As a general rule, you get better interest rates with larger deposits. This is because banks can make more money from sitting on your reserves than they can with a much smaller account. Despite this, interest rates are still historically fairly low, but as of summer 2018, we are starting to see them perk up a little bit. It is because of this that savings accounts are starting to become a bit more attractive and should continue to be so going forward, as rates should only climb higher from here.
In the following list, you will see the name of the institution, the APY, or Annual Percentage Yield, and the minimum balance to receive that interest.
- Salem Five Direct: 2.05% with a minimum balance of $100
- VirtualBank: 2.01% with a minimum balance of $100
- Citizens Access: 2% with a minimum balance of $5,000
- iGObanking: 2% with a minimum balance of $25,000
- BankPurely: 2% with a minimum balance of $25,000
- NBKC: 1% with a minimum balance of $.01
- Sallie Mae: 1.90% with no minimum balance
- CIBC Bank USA: 1.90% with a minimum balance of $1
- PurePoint Financial: 1.90% with a minimum balance of $10,000
- IncedibleBank: 1.88% with a minimum balance of $25,000
As a General Rule, Online Institutions Pay More
Overall, online institutions tend to pay more for savings accounts for several reasons.Firstly, they need to earn your business as many people will not be familiar with them.
That of course has a certain amount of suspicion attached to it, and therefore people would be a little bit leerier to take a chance on these institutions, even though they are insured by the FDIC, in the same way as your local bank is. Because of this, you can take advantage of their need to attract business.
Beyond that, online institutions don’t have anywhere near the overhead that a brick-and-mortar bank will have. With that being the case, they can afford to pay a little bit more in interest as they don’t have to pay for things like tellers, rent, construction, and day-to-day operations in a physical building.
If you are comfortable with your money being held online, this can be an excellent opportunity for you.

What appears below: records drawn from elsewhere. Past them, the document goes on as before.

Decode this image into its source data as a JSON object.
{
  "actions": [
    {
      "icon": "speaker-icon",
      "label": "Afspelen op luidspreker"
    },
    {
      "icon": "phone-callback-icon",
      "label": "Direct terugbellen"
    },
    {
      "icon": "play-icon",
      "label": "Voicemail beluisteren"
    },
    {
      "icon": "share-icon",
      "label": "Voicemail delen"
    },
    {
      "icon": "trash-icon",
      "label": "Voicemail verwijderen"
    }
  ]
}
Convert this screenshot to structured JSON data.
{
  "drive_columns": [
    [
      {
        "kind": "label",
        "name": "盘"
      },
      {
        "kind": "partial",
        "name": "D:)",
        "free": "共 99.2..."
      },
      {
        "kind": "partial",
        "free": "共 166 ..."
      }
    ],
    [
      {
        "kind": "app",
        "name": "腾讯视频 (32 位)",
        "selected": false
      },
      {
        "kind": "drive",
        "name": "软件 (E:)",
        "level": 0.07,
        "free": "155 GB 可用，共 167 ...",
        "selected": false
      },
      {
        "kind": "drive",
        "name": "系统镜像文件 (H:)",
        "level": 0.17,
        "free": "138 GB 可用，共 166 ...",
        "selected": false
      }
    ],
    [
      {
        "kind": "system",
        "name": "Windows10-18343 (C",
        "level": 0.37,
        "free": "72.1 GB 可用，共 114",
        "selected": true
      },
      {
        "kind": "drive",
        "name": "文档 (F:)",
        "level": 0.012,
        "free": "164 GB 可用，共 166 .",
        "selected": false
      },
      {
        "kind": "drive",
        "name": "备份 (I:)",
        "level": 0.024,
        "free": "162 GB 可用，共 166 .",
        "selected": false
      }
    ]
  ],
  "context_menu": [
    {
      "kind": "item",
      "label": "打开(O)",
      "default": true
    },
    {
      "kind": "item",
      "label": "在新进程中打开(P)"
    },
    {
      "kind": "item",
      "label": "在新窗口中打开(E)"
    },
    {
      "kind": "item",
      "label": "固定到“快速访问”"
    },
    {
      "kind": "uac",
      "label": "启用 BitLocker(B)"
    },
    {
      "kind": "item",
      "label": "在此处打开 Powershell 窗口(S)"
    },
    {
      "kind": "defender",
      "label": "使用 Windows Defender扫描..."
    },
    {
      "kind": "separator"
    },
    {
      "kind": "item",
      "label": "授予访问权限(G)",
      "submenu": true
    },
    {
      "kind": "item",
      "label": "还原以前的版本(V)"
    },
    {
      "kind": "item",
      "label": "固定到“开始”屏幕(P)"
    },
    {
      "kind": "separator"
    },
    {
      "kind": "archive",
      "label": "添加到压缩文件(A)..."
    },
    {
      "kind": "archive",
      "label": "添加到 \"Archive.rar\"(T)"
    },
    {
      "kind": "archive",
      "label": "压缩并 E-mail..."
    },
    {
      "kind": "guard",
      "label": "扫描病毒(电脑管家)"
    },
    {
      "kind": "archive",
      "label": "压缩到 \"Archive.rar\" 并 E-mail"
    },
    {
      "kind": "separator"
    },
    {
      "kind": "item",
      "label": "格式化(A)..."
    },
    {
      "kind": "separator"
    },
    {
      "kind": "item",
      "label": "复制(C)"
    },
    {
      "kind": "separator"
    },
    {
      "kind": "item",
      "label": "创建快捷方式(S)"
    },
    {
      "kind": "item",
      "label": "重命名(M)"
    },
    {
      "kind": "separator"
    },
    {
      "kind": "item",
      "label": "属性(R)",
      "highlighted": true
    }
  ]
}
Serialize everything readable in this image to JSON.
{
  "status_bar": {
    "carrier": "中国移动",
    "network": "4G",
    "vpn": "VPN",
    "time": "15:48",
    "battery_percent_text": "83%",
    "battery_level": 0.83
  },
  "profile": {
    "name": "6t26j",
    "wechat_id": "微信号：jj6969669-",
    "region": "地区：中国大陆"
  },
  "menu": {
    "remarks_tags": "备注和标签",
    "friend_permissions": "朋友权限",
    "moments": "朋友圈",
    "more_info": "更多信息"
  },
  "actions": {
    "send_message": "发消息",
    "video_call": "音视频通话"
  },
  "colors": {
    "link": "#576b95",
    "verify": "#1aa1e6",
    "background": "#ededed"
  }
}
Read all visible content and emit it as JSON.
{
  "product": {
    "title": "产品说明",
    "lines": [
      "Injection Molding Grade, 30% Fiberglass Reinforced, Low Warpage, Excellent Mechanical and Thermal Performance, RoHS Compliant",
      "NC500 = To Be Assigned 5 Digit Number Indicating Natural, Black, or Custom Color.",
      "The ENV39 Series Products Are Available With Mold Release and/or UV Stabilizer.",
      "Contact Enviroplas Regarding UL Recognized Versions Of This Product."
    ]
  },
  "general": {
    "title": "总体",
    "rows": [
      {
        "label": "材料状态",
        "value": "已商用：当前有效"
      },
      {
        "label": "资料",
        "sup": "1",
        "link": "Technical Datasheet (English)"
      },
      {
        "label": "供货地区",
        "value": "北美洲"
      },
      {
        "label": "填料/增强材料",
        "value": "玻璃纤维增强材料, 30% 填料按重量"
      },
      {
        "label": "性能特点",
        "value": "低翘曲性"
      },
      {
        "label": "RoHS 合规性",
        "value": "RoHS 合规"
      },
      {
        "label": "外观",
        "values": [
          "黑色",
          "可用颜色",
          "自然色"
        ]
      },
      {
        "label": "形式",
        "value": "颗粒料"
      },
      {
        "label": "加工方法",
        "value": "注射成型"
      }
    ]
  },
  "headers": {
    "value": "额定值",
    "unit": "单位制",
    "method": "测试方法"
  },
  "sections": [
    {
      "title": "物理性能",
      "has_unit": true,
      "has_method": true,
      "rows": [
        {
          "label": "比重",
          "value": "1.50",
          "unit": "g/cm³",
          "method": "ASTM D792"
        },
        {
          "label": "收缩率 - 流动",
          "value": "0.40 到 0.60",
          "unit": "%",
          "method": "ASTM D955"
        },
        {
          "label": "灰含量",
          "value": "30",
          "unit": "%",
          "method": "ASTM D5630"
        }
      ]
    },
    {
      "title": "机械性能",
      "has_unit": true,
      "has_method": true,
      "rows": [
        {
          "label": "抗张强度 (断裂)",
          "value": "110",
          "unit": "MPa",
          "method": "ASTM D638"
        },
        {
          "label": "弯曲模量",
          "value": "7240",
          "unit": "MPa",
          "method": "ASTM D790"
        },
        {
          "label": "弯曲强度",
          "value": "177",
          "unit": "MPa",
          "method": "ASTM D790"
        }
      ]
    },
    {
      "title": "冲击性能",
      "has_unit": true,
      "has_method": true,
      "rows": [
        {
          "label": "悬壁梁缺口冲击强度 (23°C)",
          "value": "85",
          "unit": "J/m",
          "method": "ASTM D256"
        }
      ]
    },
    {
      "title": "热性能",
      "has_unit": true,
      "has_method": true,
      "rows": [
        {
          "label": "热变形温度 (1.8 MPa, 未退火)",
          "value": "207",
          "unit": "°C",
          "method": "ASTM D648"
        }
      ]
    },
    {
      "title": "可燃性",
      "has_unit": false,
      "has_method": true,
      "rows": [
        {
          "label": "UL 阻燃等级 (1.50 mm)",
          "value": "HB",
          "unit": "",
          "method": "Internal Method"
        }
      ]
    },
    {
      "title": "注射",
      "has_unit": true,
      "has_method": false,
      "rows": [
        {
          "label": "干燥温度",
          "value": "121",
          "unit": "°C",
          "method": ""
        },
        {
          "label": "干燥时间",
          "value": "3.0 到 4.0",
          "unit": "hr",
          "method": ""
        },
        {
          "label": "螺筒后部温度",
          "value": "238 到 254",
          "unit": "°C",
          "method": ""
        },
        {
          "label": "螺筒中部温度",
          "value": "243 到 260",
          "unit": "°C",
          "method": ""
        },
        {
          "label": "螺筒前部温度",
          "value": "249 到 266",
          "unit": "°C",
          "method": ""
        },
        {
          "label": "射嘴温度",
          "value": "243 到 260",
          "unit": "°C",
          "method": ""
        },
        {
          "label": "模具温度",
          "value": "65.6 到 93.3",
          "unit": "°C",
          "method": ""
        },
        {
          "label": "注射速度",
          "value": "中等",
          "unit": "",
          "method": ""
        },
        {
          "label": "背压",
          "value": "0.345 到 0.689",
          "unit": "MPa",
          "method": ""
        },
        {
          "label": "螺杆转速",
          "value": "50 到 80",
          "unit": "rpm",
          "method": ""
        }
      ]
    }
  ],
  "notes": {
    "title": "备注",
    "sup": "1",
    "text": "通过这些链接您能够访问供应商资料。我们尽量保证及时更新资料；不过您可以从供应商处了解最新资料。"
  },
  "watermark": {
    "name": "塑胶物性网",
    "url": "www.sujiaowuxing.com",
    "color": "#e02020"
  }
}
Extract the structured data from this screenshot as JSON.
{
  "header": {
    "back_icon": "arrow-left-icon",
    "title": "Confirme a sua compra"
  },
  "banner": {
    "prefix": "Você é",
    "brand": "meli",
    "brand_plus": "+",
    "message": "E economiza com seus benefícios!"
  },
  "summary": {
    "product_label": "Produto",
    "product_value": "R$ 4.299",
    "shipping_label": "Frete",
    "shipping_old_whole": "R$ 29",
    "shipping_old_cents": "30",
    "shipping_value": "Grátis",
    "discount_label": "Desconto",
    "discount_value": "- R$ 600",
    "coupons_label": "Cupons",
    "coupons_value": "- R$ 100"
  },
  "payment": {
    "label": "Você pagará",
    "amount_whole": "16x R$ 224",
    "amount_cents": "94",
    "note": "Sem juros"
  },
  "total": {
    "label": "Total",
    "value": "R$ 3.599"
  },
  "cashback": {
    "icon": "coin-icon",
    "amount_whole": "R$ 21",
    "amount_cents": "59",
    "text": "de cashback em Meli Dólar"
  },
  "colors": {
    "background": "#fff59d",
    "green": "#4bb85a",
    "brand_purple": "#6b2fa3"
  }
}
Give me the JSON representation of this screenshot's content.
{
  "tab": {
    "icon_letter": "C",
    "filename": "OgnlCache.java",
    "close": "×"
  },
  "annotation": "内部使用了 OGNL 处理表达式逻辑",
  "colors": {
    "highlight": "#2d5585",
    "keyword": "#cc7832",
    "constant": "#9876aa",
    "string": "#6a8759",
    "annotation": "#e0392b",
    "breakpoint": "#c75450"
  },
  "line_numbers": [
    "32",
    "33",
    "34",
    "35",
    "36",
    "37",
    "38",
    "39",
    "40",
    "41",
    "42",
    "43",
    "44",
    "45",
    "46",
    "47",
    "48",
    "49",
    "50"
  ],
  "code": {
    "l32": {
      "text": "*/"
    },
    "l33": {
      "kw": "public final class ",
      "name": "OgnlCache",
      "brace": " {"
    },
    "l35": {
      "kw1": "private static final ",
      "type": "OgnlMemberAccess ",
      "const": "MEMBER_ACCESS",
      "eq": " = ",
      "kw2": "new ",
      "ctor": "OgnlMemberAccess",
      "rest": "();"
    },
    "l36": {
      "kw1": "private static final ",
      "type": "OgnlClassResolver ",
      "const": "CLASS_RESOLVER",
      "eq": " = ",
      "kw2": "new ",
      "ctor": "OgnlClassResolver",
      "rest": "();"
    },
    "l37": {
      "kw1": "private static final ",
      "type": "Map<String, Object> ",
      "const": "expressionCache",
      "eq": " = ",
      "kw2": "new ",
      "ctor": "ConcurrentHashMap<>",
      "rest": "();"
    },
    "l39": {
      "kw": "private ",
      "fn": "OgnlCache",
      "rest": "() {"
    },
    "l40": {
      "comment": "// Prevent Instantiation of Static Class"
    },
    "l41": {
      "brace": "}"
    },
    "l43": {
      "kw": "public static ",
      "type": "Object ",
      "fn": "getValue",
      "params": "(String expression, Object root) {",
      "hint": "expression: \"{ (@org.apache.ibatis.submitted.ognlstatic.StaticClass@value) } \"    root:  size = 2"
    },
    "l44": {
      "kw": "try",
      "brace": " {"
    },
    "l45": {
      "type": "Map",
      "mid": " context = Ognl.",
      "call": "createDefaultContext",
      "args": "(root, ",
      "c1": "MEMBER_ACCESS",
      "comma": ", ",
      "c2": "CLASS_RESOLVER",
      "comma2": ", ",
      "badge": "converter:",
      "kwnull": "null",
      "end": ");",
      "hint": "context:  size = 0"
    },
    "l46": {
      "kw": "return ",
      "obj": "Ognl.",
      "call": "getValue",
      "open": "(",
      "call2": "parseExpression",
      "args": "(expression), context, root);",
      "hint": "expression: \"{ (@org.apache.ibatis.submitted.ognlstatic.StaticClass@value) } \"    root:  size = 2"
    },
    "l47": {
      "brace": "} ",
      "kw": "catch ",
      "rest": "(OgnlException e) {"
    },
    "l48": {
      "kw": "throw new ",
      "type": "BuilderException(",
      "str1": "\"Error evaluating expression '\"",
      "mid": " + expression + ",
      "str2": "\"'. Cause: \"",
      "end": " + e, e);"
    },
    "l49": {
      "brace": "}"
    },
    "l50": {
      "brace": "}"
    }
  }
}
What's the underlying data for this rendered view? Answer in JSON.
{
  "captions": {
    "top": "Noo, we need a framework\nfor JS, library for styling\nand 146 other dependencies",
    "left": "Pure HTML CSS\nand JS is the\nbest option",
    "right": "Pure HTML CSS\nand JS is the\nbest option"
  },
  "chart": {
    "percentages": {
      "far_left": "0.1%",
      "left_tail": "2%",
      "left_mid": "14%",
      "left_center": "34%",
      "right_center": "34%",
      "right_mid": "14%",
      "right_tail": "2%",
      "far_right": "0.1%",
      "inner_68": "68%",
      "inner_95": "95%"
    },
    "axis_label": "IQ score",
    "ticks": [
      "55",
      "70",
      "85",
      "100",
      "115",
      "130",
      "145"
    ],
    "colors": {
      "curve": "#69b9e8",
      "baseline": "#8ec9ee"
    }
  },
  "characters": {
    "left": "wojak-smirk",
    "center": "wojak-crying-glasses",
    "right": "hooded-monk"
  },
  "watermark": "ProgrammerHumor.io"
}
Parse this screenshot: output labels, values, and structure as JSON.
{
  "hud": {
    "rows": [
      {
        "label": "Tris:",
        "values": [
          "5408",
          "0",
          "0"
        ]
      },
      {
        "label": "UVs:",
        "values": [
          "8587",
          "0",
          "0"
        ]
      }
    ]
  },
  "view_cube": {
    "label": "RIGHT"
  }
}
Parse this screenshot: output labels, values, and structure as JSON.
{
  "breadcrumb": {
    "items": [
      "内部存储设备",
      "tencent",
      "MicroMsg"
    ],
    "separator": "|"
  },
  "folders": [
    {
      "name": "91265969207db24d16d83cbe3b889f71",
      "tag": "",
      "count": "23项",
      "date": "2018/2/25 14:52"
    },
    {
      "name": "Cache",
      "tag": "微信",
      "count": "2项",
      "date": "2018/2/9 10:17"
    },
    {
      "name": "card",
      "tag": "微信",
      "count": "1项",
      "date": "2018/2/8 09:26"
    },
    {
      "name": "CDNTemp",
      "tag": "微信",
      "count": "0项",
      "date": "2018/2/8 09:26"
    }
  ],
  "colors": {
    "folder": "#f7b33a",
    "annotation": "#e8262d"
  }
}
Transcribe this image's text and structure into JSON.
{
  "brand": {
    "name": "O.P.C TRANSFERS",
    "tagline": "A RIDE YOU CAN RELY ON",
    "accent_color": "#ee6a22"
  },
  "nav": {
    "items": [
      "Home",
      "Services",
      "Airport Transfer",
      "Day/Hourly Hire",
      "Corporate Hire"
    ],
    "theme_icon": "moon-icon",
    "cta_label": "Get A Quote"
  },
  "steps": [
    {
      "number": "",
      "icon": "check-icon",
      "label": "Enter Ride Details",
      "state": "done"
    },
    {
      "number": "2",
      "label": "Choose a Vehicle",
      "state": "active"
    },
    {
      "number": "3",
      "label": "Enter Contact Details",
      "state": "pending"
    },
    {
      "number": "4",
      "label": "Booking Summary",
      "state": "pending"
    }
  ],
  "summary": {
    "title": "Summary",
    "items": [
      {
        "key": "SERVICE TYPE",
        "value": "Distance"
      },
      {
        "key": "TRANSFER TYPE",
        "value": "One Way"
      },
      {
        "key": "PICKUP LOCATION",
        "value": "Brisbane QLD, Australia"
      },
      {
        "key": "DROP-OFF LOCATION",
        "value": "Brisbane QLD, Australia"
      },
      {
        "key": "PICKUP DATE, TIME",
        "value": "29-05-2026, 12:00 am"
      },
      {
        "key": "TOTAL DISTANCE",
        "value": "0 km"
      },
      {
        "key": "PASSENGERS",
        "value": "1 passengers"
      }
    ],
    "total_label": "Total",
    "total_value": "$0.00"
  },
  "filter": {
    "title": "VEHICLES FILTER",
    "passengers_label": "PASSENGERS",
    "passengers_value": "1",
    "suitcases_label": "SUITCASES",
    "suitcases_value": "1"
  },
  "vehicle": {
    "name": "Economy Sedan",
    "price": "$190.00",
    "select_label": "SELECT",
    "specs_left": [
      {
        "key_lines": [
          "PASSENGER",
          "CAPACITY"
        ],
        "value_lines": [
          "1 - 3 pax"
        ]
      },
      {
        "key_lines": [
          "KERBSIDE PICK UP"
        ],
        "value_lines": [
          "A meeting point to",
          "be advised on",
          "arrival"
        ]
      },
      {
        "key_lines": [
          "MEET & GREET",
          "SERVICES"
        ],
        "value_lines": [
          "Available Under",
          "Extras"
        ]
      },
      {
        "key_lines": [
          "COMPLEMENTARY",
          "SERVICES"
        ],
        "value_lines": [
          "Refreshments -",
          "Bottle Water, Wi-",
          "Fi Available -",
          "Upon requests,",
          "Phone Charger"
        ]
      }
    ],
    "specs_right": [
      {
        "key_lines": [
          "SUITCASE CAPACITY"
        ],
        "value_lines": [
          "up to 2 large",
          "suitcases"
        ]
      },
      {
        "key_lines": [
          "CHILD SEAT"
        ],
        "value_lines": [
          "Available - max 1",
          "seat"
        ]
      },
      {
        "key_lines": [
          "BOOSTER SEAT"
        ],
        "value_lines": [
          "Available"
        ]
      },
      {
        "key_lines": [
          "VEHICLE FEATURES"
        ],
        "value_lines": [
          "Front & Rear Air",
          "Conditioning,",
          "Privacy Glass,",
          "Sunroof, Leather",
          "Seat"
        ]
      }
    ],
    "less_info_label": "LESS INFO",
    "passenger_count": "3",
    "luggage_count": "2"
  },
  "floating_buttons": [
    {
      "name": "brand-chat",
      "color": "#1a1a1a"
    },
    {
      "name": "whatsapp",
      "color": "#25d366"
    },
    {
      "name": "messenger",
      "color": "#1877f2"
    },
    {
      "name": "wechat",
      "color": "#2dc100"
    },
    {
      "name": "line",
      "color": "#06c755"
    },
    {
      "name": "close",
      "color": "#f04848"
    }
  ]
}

Essentially, the best way to explain it is that this would simply be the same as banking with your local institution under most circumstances, as most transactions are done online anyway.
The main difference will be that you can’t walk into the local branch and withdraw your money. Because of this,you should keep this in mind if you plan on getting funds transferred to you, as it may take a little bit longer. However, the very function of a savings account is to put money away for the long term, so for most people, this shouldn’t make any difference.
Keep in mind that interest rates are expected to rise in the United States over the next couple of years, and this will force banks offering savings accounts to become even more aggressive to attract business.
It is only a matter of time before we get a bit of a“bidding war” in the savings account world. With that in mind, you should check around to find the best deal. Beyond that, some banks are even competitive with smaller deposits now.
When you look at the list, you can see that some of the banks demand large deposits of $25,000. Most people simply don’t have $25,000 to put into a savings account, so for many of you, some of the smaller requirements will make more sense,and this is where the online institutions are the better option. They typically can offer incentives with lower amounts, due to those lower overhead costs.
Regardless, having a savings account is crucial these days, and something that far too few people do. With this in mind, we encourage you to look around and find the best rate possible, but at the same time, saving money is crucial for your financial health regardless of the interest rate return.
Too many Americans have used credit cards to bail themselves out of financial jams over the last several years, when a simple savings account would have done the trick. Check often with these banks, because they tend to be the front runners when it comes to interest rates over the longer-term.